NBA All-Star and former Portland Trail Blazers player Cliff Robinson has passed away. He was 53.
Robinson’s alma mater, University of Connecticut, confirmed the news on Saturday (Aug. 29). His cause of death is unknown at this time.
“He was our first great player,” former UConn coach Jim Calhoun said in a statement. “He came from a difficult background in Buffalo, I watched him evolve as a man...He was a good man, had a great career, and was instrumental in a lot of the great things that happened at UConn.”
According to Calhoun, Robinson suffered a stroke in 2017, paralyzing the left side of his body. In 2018, he had a tumor removed from his jaw.
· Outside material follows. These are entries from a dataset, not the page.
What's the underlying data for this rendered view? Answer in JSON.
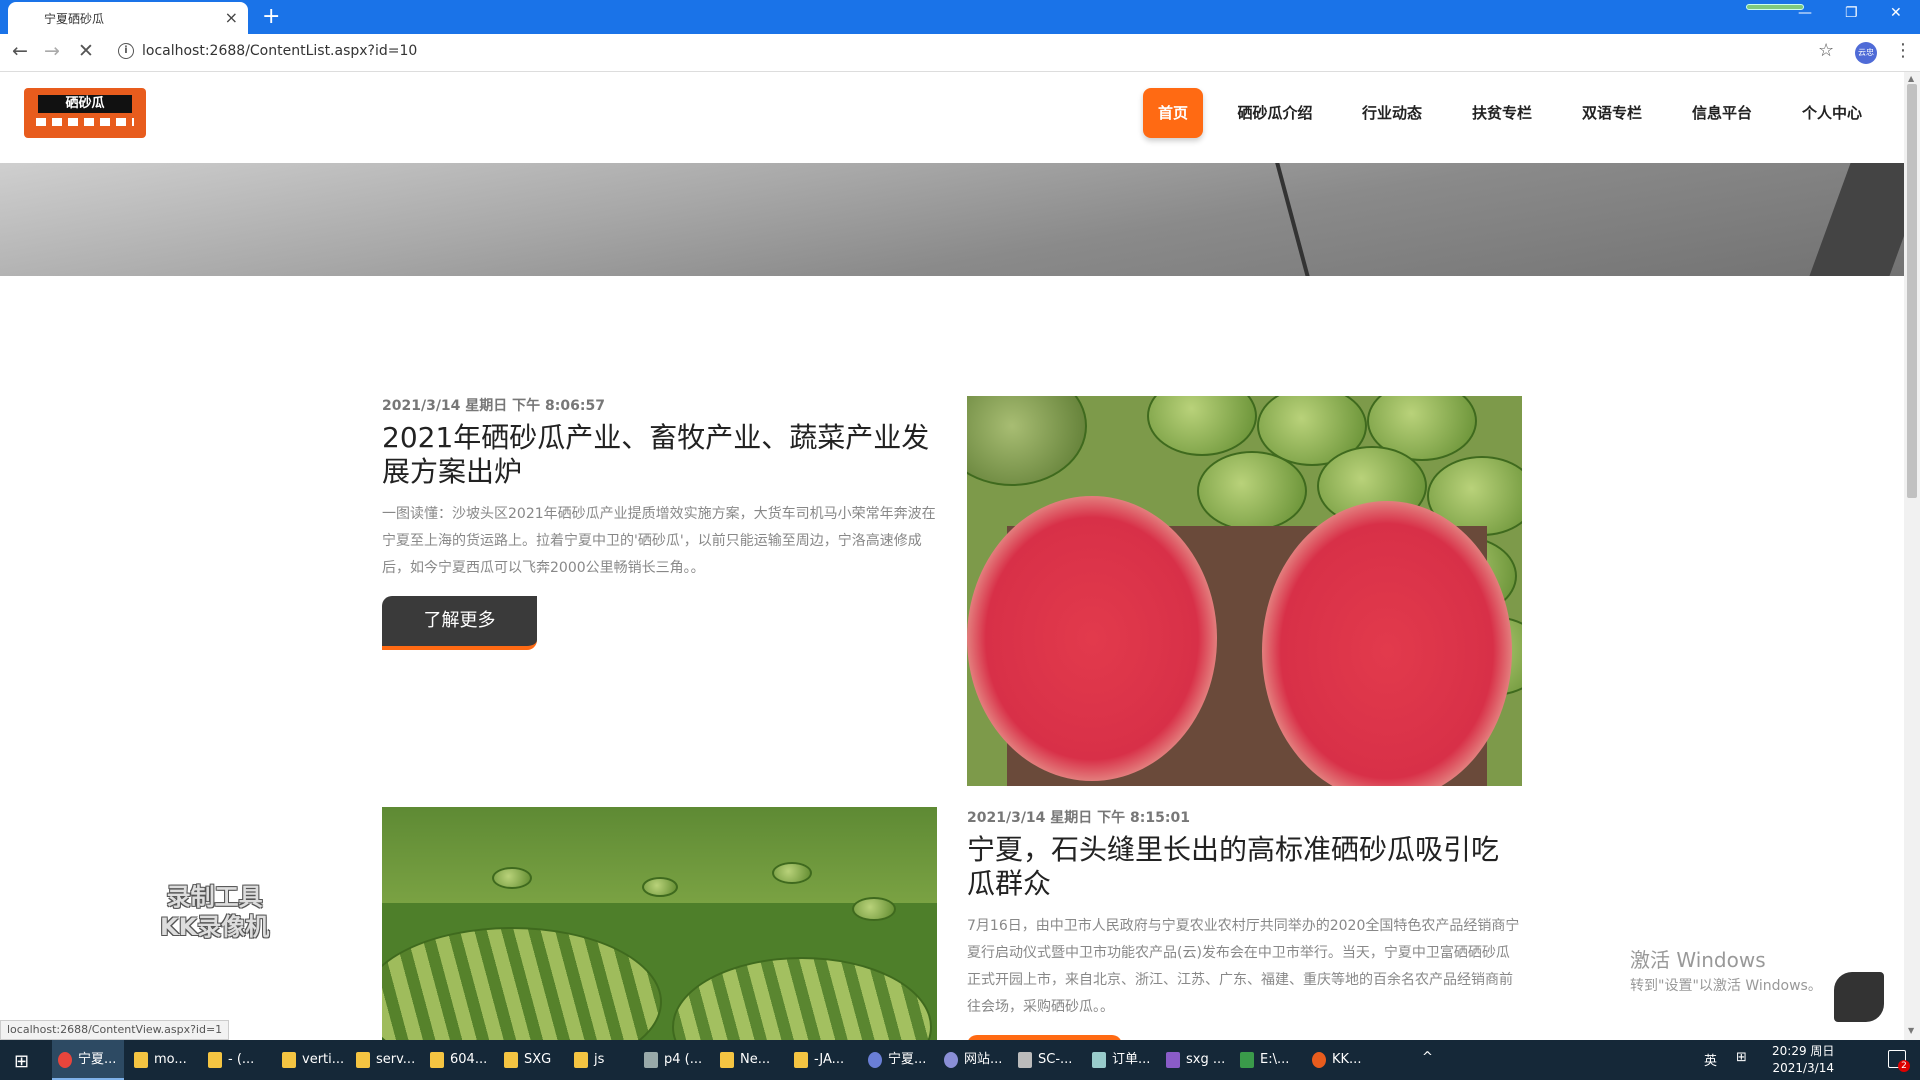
{
  "browser": {
    "tab_title": "宁夏硒砂瓜",
    "tab_close": "×",
    "new_tab": "+",
    "url": "localhost:2688/ContentList.aspx?id=10",
    "back": "←",
    "forward": "→",
    "reload": "✕",
    "info": "i",
    "star": "☆",
    "profile": "云忠",
    "menu": "⋮",
    "win_min": "—",
    "win_restore": "❐",
    "win_close": "✕",
    "status_url": "localhost:2688/ContentView.aspx?id=1"
  },
  "site": {
    "logo_text": "硒砂瓜",
    "nav": [
      "首页",
      "硒砂瓜介绍",
      "行业动态",
      "扶贫专栏",
      "双语专栏",
      "信息平台",
      "个人中心"
    ]
  },
  "articles": [
    {
      "date": "2021/3/14 星期日 下午 8:06:57",
      "title": "2021年硒砂瓜产业、畜牧产业、蔬菜产业发展方案出炉",
      "desc": "一图读懂：沙坡头区2021年硒砂瓜产业提质增效实施方案，大货车司机马小荣常年奔波在宁夏至上海的货运路上。拉着宁夏中卫的'硒砂瓜'，以前只能运输至周边，宁洛高速修成后，如今宁夏西瓜可以飞奔2000公里畅销长三角。。",
      "button": "了解更多"
    },
    {
      "date": "2021/3/14 星期日 下午 8:15:01",
      "title": "宁夏，石头缝里长出的高标准硒砂瓜吸引吃瓜群众",
      "desc": "7月16日，由中卫市人民政府与宁夏农业农村厅共同举办的2020全国特色农产品经销商宁夏行启动仪式暨中卫市功能农产品(云)发布会在中卫市举行。当天，宁夏中卫富硒硒砂瓜正式开园上市，来自北京、浙江、江苏、广东、福建、重庆等地的百余名农产品经销商前往会场，采购硒砂瓜。。"
    }
  ],
  "overlay": {
    "recorder_line1": "录制工具",
    "recorder_line2": "KK录像机",
    "activate_title": "激活 Windows",
    "activate_sub": "转到\"设置\"以激活 Windows。"
  },
  "taskbar": {
    "start": "⊞",
    "items": [
      "宁夏...",
      "mo...",
      "- (...",
      "verti...",
      "serv...",
      "604...",
      "SXG",
      "js",
      "p4 (...",
      "Ne...",
      "-JA...",
      "宁夏...",
      "网站...",
      "SC-...",
      "订单...",
      "sxg ...",
      "E:\\...",
      "KK..."
    ],
    "tray_up": "^",
    "ime": "英",
    "grid": "⊞",
    "time": "20:29 周日",
    "date": "2021/3/14",
    "notif_count": "2"
  },
  "colors": {
    "accent": "#ff6a13",
    "chrome_blue": "#1a73e8",
    "taskbar": "#152838"
  }
}
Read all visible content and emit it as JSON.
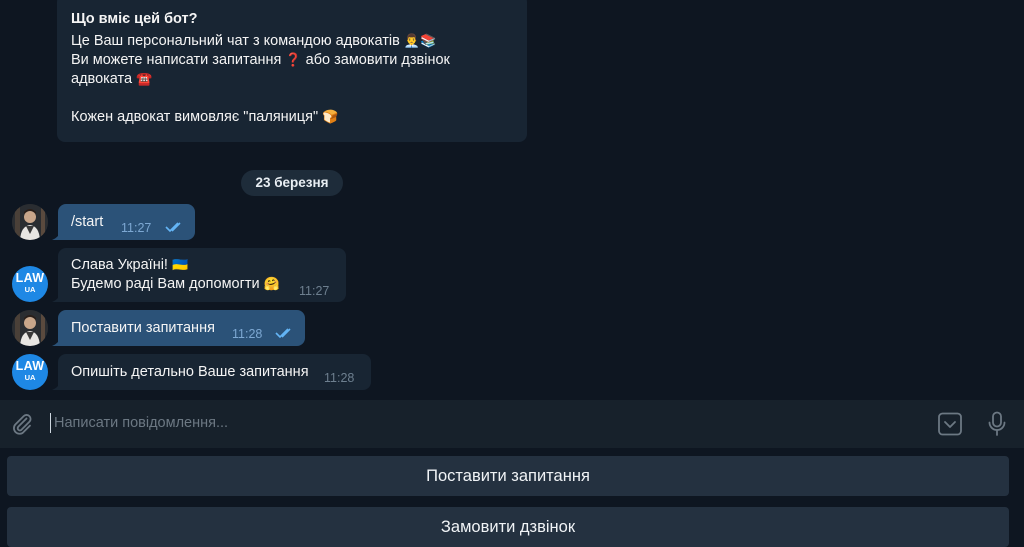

The dynamic 6-foot-10 athlete from Buffalo, New York played at UConn from 1985-89.
Following his impressive time at the university level, Robinson began playing for the Portland Trail Blazers where he spent eight years of his career and assisted in helping them make it to the NBA Finals in 1990 and 1992.
He won the NBA Defensive Player of the Year NBA’s Sixth Man of the Year in 1993. In 1994 he was crowned as an NBA All-Star.
“The Trail Blazers organization is deeply saddened by the passing of Trail Blazers great Cliff Robinson,” the team said in a statement. “...His personality and energy were unmatched, and his contributions on the court were unmistakable, helping the Trail Blazers into the playoffs each of his eight seasons with the team. We extend our heartfelt condolences to Cliff’s family and loved ones. Uncle Cliffy will be greatly missed by the Trail Blazers and all of Rip City.”
The Trail Blazers organization is deeply saddened by the passing of Trail Blazers great Cliff Robinson. We extend our heartfelt condolences to Cliff’s family & loved ones. Uncle Cliffy will be greatly missed by the Trail Blazers & all of Rip City.https://t.co/X4ixK1XCPT pic.twitter.com/0njgpimiBH— Portland Trail Blazers (@trailblazers) August 29, 2020
During his time in the NBA, Robinson played for the Golden State Warriors, New Jersey Nets, Detroit Pistons and Phoenix Suns. UConn retired Robinson’s No. 00 in 2007, the same year he retired from the Nets.
Following his professional career, Robinson starred as a contestant on CBS reality show “Survivor.” He also became a cannabis advocate and rallied for the legalization of marijuana.
“If you play 18 years in the NBA and perform over an 82-game schedule, you’re going to deal with anxiety issues and your ability to relax,” Robinson told the Las Vegas Sun in 2018. “Cannabis has always helped me with that.”
Robinson will forever be known to be an inspiration to many and his legacy will live on.
REVOLT sends its condolences to Robinson’s family, friends and colleagues at this time.